c) Scale economy advantages
Valuable feature: The advantages of the scale economy present the Telkom Group with opportunities to generate more value through actions such as the offering of higher quality products at more affordable prices, the development of the infrastructure, or the attraction of customers through efficient marketing and distribution operations.
Rare feature: The scale economy is a rare feature, not encountered at the level of any other telecommunication company in South Africa.
In-imitable feature: The scale economy cannot be imitated by any other type of business model.
Non-substitutable feature: The advantages of the scale economy cannot be substituted with any other advantages. In some limited situations, competitive companies can find alternative ways of being competitive, but the totality of the advantages of the economy of scale cannot be substituted.
d) Large financial resources

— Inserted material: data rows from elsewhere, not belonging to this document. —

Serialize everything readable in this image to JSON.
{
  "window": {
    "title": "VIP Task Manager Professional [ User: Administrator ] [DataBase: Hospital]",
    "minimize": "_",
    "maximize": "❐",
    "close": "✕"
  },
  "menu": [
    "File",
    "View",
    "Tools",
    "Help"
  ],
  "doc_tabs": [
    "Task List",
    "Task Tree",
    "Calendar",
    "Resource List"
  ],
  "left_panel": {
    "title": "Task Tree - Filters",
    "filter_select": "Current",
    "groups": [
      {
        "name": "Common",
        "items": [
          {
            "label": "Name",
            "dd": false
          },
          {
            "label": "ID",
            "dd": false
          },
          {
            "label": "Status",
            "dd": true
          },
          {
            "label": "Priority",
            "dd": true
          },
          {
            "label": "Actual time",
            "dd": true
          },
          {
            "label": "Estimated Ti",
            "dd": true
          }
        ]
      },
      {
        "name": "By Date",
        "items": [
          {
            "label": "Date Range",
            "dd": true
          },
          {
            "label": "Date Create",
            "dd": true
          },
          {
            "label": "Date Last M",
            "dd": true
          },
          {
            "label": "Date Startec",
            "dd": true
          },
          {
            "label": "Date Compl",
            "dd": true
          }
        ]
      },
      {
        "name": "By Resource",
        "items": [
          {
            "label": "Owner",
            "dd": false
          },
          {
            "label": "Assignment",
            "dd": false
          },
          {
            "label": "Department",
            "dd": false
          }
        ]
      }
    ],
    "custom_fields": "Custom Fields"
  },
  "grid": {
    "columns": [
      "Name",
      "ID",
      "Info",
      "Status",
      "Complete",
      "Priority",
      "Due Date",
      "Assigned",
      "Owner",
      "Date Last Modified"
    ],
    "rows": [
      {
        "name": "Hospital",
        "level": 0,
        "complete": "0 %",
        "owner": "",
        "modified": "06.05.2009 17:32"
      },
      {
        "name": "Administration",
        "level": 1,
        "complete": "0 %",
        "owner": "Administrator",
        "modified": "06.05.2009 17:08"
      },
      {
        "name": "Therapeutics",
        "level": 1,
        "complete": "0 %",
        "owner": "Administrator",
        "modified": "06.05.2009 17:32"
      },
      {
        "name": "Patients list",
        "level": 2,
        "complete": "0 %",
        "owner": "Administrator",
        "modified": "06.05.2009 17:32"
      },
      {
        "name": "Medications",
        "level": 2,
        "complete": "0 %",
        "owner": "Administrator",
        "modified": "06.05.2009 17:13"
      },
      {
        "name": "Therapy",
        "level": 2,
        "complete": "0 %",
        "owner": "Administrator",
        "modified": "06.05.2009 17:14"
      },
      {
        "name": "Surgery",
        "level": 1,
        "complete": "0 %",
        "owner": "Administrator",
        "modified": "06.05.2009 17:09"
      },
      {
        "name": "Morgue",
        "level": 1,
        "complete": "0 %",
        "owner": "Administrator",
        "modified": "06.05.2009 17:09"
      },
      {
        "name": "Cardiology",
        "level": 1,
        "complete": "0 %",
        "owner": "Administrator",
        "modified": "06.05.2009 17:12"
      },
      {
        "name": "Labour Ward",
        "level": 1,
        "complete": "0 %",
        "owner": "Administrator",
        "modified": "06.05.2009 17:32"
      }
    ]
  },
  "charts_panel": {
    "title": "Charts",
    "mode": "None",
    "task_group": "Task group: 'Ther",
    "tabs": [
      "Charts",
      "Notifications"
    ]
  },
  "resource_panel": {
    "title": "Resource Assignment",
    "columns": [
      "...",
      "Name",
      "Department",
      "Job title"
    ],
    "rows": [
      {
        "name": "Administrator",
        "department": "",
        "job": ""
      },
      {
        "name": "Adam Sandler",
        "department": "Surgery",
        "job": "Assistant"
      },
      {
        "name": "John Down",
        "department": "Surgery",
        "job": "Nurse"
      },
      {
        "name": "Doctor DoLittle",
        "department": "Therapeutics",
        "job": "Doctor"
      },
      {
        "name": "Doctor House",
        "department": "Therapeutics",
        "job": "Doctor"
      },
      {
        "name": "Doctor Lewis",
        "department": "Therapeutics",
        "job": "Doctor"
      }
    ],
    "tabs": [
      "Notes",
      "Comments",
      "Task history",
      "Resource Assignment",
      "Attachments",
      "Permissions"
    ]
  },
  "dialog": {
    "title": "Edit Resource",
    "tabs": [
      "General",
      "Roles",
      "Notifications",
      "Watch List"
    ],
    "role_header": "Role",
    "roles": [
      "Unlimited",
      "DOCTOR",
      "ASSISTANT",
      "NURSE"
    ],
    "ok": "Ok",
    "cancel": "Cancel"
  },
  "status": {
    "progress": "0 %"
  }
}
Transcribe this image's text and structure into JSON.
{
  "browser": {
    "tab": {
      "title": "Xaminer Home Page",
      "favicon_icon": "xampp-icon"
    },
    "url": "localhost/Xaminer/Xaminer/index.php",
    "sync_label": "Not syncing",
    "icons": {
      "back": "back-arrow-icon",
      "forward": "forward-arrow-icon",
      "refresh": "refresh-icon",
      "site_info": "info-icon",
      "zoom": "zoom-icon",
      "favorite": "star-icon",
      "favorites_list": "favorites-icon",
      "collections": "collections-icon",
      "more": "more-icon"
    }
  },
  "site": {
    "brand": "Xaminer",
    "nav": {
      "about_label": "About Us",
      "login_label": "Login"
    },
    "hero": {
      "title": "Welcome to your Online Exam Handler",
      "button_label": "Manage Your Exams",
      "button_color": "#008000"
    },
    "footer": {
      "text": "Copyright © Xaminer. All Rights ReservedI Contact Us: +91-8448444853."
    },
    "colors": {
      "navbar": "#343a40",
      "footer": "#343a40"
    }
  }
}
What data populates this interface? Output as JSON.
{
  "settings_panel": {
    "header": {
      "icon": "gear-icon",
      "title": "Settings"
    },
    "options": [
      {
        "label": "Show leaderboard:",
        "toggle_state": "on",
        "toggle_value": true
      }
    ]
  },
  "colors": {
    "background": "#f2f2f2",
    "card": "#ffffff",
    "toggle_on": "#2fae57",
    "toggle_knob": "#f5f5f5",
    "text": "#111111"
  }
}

Valuable feature: In order to create any type of value, the company requires financial resources. And the Telkom Group possesses these vast resources which allow it to develop new products and services, create new infrastructures, expand into other markets and other such value creating operations. In other words then, the important financial resources it possesses are strong competitive advantages and valuable resources.
Rare feature: Financial resources are not, in their traditional manner, rare resources. They are the result of strategic actions and decisions which lead to the creation of financial resources. In the context of the South African telecommunications industry however, the financial resources are a strong competitive advantage of Telkom since its competitors do not possess such impressive financial resources.
In-imitable feature: Financial resources are present everywhere within the industry and they can as such be imitated. In the current scenario however, it would be difficult for any company to imitate the resources possessed by Telkom.
Non-substitutable feature: Finally, in terms of their substitutability, it is noted that the financial resources cannot be replaced. In some special and limited circumstances, they can be replaced with barter contracts. On the long-term however, the financial resources cannot be substituted and this adds to the competitive strength of the Telkom Group.
4. Strategy analysis
The scope of…